NZ will also take a quantum leap forward when eventually dumping our 3’6” track. It staggers me what our fore fathers achieved with pick, shovel and barrow in NZ and yet how impossible everything worth doing seems to be now, and with us having so much resource at the ready.

David said...

I hear your pain, Karl, but despite my absolute belief in Murphy, I have only once experienced anything more than the mildest of delays in all my years of often-frequent flying.

That exception was in Blenheim in 1981 when after a day over there on assignment for work, my Fokker Friendship flight back to Wellington was cancelled because of allegedly severe weather in Wellington. I was given the choice of going to Palmerston North on that plane (which had arrived in Blenheim) or taking a Cook Strait ferry from Picton. I chose the latter, happily, as I do not get seasick no matter how rough the swells.

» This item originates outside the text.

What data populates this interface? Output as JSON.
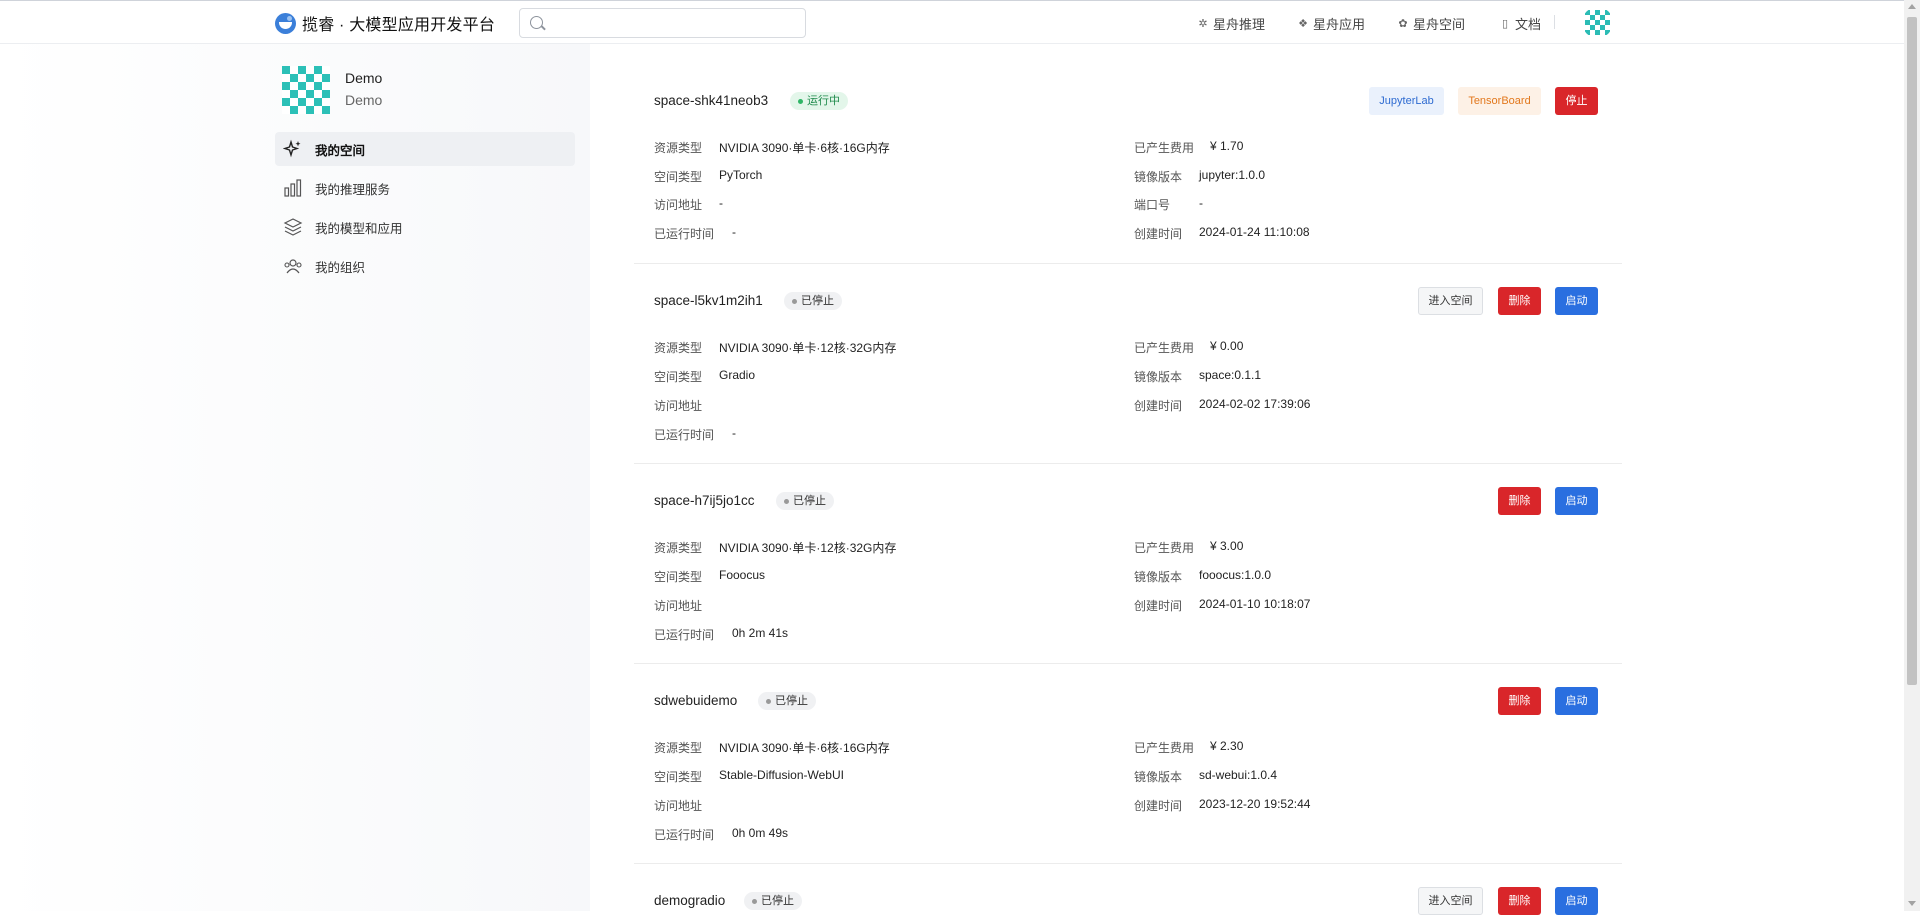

For years now, only fog closes Wellington Airport, which seems to stay open with planes flying whatever the storms, while the Cook Strait ferries seem to be cancelled if there's anything rougher than heavy rain and mild swells. I know this because I lived at Moa Point for many years till last year and observed the runway and Cook Strait daily. I watched many a spectacular landing and go-around in big storms that caused ferry cancellations, and experienced a few too!

The media always tell us of plane delays, crashes and so on, but never about everything going well. You probably don't know that last year, not one person died in a commercial jet airliner crash anywhere in the world, despite five billion passenger journeys being made in millions of flights. That is how safe air travel has become. The shocking crash of a brand-new latest-model 737 in Indonesia in October has been all over the news since, and for good reason, because it appears to have been caused by the failure of an anti-stall safety feature Boeing installed in this model but did not tell pilots about. But such disasters are nowadays the rare exception.

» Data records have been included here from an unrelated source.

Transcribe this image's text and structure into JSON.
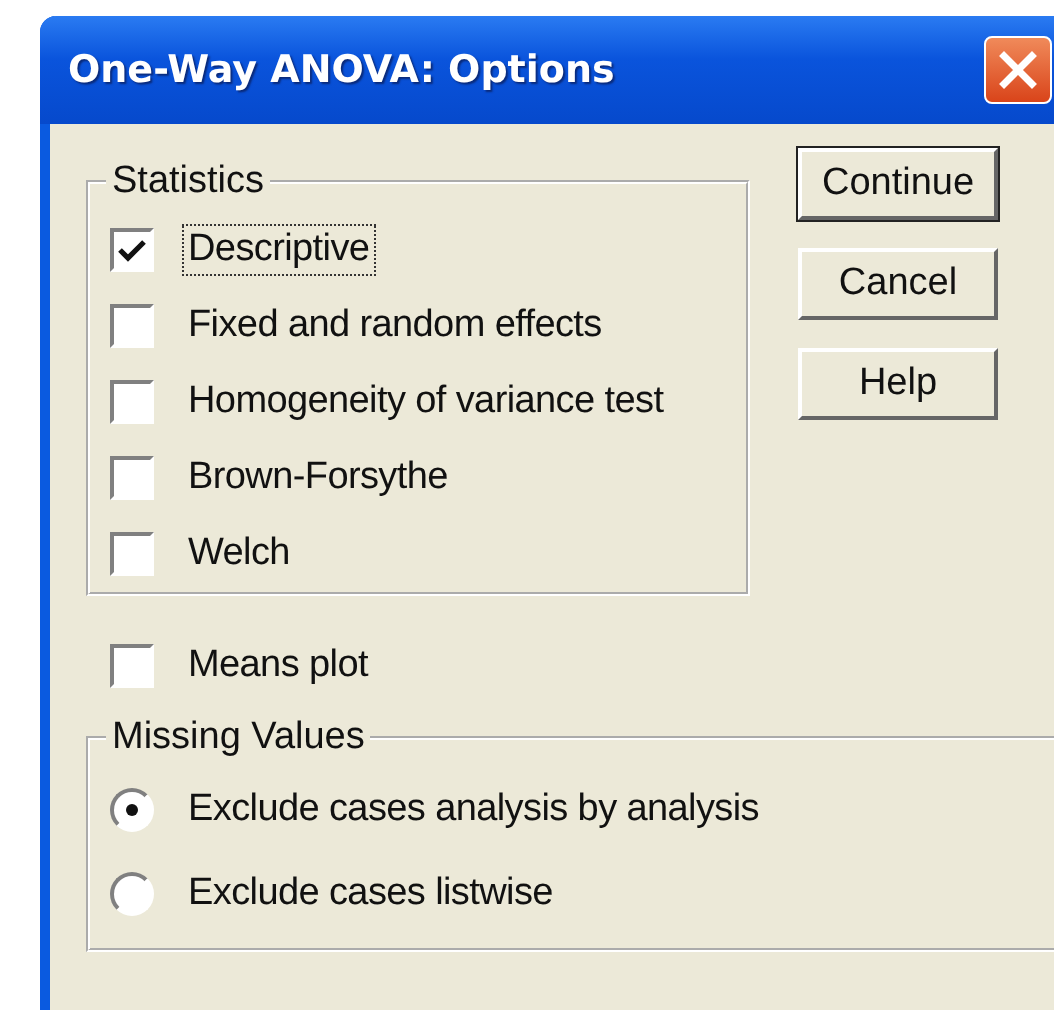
{
  "window": {
    "title": "One-Way ANOVA: Options"
  },
  "statistics": {
    "label": "Statistics",
    "items": [
      {
        "label": "Descriptive",
        "checked": true,
        "focused": true
      },
      {
        "label": "Fixed and random effects",
        "checked": false,
        "focused": false
      },
      {
        "label": "Homogeneity of variance test",
        "checked": false,
        "focused": false
      },
      {
        "label": "Brown-Forsythe",
        "checked": false,
        "focused": false
      },
      {
        "label": "Welch",
        "checked": false,
        "focused": false
      }
    ]
  },
  "means_plot": {
    "label": "Means plot",
    "checked": false
  },
  "missing_values": {
    "label": "Missing Values",
    "options": [
      {
        "label": "Exclude cases analysis by analysis",
        "selected": true
      },
      {
        "label": "Exclude cases listwise",
        "selected": false
      }
    ]
  },
  "buttons": [
    {
      "label": "Continue",
      "default": true
    },
    {
      "label": "Cancel",
      "default": false
    },
    {
      "label": "Help",
      "default": false
    }
  ]
}
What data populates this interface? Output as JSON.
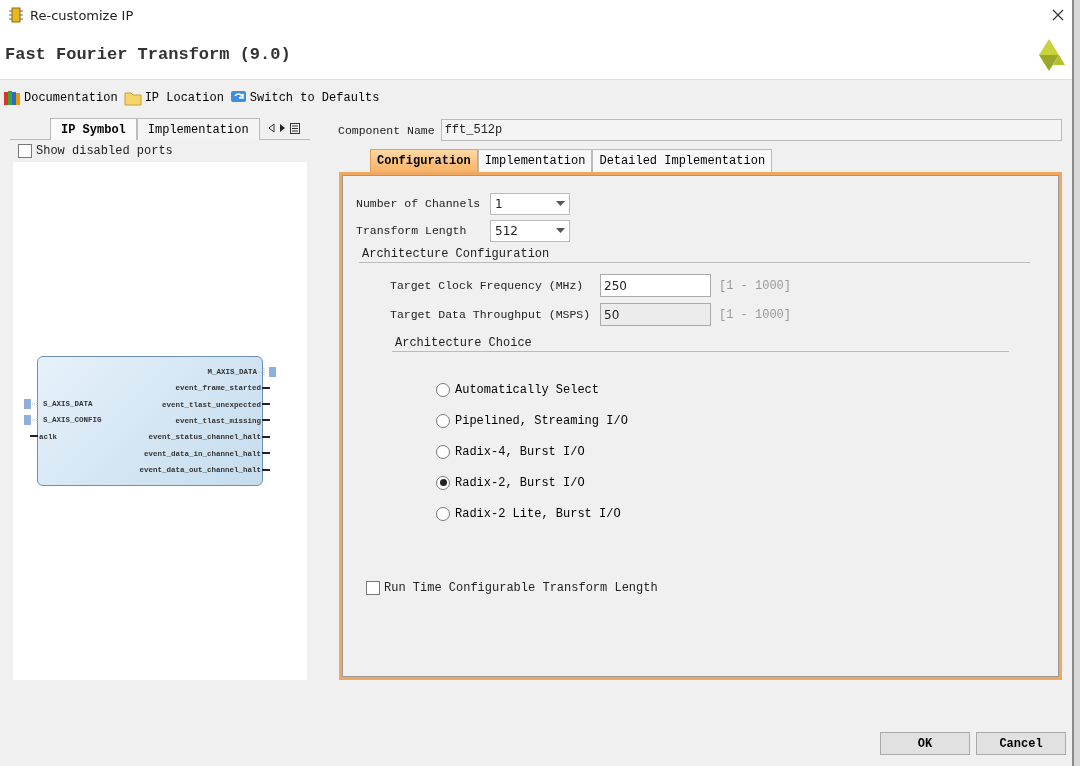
{
  "window": {
    "title": "Re-customize IP"
  },
  "header": {
    "title": "Fast Fourier Transform (9.0)"
  },
  "toolbar": [
    {
      "label": "Documentation",
      "kind": "books"
    },
    {
      "label": "IP Location",
      "kind": "folder"
    },
    {
      "label": "Switch to Defaults",
      "kind": "refresh"
    }
  ],
  "left_panel": {
    "tabs": [
      {
        "label": "IP Symbol",
        "selected": true
      },
      {
        "label": "Implementation",
        "selected": false
      }
    ],
    "show_disabled_ports": {
      "label": "Show disabled ports",
      "checked": false
    },
    "symbol": {
      "left_ports": [
        {
          "name": "S_AXIS_DATA",
          "kind": "bus"
        },
        {
          "name": "S_AXIS_CONFIG",
          "kind": "bus"
        },
        {
          "name": "aclk",
          "kind": "wire"
        }
      ],
      "right_ports": [
        {
          "name": "M_AXIS_DATA",
          "kind": "bus"
        },
        {
          "name": "event_frame_started",
          "kind": "wire"
        },
        {
          "name": "event_tlast_unexpected",
          "kind": "wire"
        },
        {
          "name": "event_tlast_missing",
          "kind": "wire"
        },
        {
          "name": "event_status_channel_halt",
          "kind": "wire"
        },
        {
          "name": "event_data_in_channel_halt",
          "kind": "wire"
        },
        {
          "name": "event_data_out_channel_halt",
          "kind": "wire"
        }
      ]
    }
  },
  "component_name": {
    "label": "Component Name",
    "value": "fft_512p"
  },
  "config_tabs": [
    {
      "label": "Configuration",
      "selected": true
    },
    {
      "label": "Implementation",
      "selected": false
    },
    {
      "label": "Detailed Implementation",
      "selected": false
    }
  ],
  "dropdowns": [
    {
      "label": "Number of Channels",
      "value": "1"
    },
    {
      "label": "Transform Length",
      "value": "512"
    }
  ],
  "architecture_configuration": {
    "title": "Architecture Configuration",
    "fields": [
      {
        "label": "Target Clock Frequency (MHz)",
        "value": "250",
        "range": "[1 - 1000]",
        "disabled": false
      },
      {
        "label": "Target Data Throughput (MSPS)",
        "value": "50",
        "range": "[1 - 1000]",
        "disabled": true
      }
    ]
  },
  "architecture_choice": {
    "title": "Architecture Choice",
    "options": [
      {
        "label": "Automatically Select",
        "selected": false
      },
      {
        "label": "Pipelined, Streaming I/O",
        "selected": false
      },
      {
        "label": "Radix-4, Burst I/O",
        "selected": false
      },
      {
        "label": "Radix-2, Burst I/O",
        "selected": true
      },
      {
        "label": "Radix-2 Lite, Burst I/O",
        "selected": false
      }
    ]
  },
  "run_time_configurable": {
    "label": "Run Time Configurable Transform Length",
    "checked": false
  },
  "buttons": [
    "OK",
    "Cancel"
  ]
}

It's similar with the weather. For example, after hurricanes Katrina and Wilma in 2005, not one North Atlantic hurricane made landfall in the US for 11 years (yes, ELEVEN years), until Hurricane Hermine of 2016, and not one major hurricane made landfall until Hurricane Harvey hit Texas last year. Of course, the media trumpeted that these hurricanes were caused by Climate Change, but never asked if Climate Change caused the 12 years without a major hurricane.